What to work on —
This exercise calls for duplicating every entry below exactly, without the images.
- - - - - - -
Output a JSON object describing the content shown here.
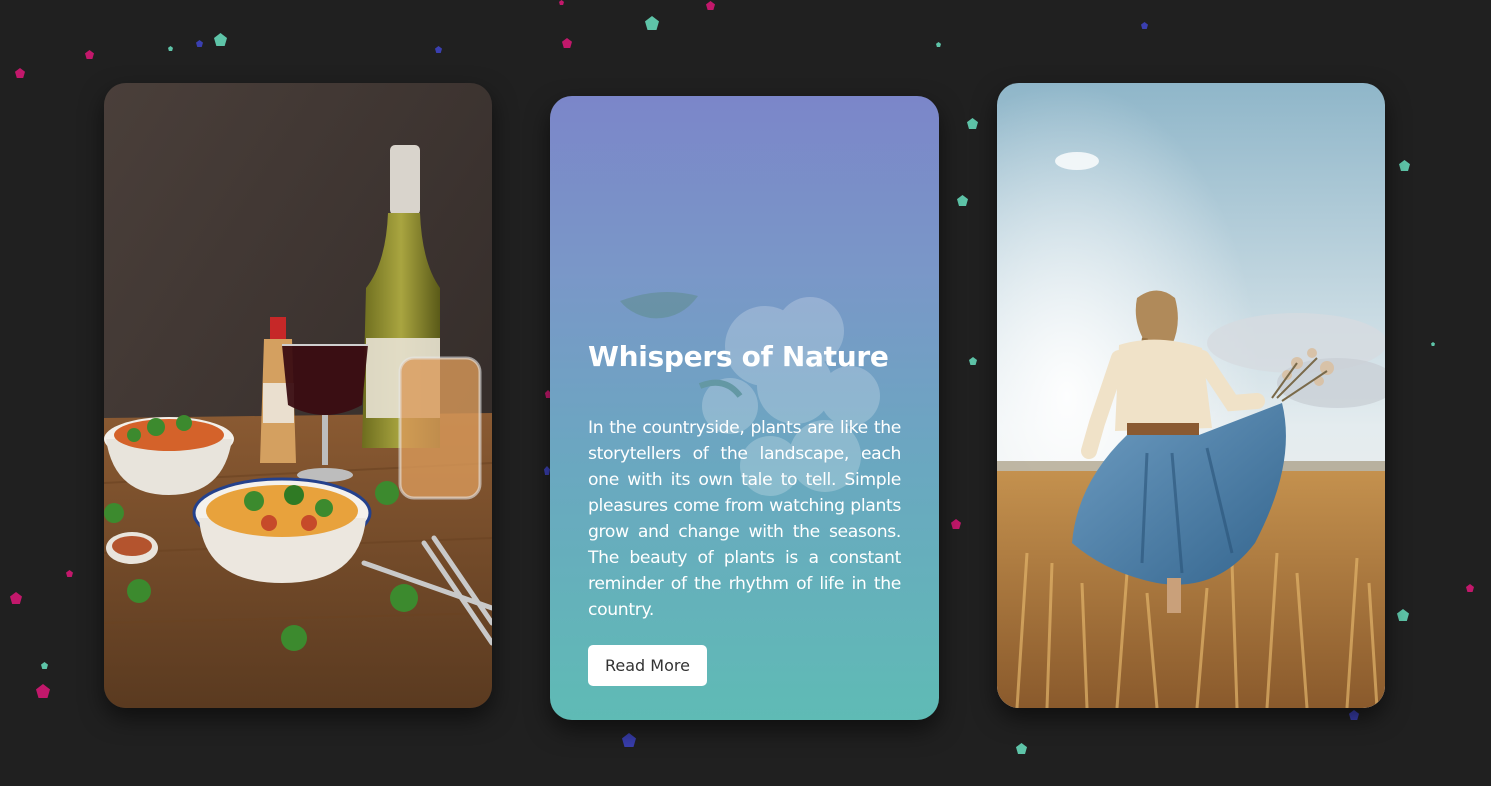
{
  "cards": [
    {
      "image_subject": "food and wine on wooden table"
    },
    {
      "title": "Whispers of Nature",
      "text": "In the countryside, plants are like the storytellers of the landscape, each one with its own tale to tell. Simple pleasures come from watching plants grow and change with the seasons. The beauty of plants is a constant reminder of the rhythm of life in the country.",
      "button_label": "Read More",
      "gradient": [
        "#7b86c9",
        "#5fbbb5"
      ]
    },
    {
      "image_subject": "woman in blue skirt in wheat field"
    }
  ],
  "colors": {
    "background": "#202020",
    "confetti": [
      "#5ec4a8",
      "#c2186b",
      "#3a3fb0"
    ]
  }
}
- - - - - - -
Result —
Output a JSON object describing the content shown here.
{
  "cards": [
    {
      "image_subject": "food and wine on wooden table"
    },
    {
      "title": "Whispers of Nature",
      "text": "In the countryside, plants are like the storytellers of the landscape, each one with its own tale to tell. Simple pleasures come from watching plants grow and change with the seasons. The beauty of plants is a constant reminder of the rhythm of life in the country.",
      "button_label": "Read More",
      "gradient": [
        "#7b86c9",
        "#5fbbb5"
      ]
    },
    {
      "image_subject": "woman in blue skirt in wheat field"
    }
  ],
  "colors": {
    "background": "#202020",
    "confetti": [
      "#5ec4a8",
      "#c2186b",
      "#3a3fb0"
    ]
  }
}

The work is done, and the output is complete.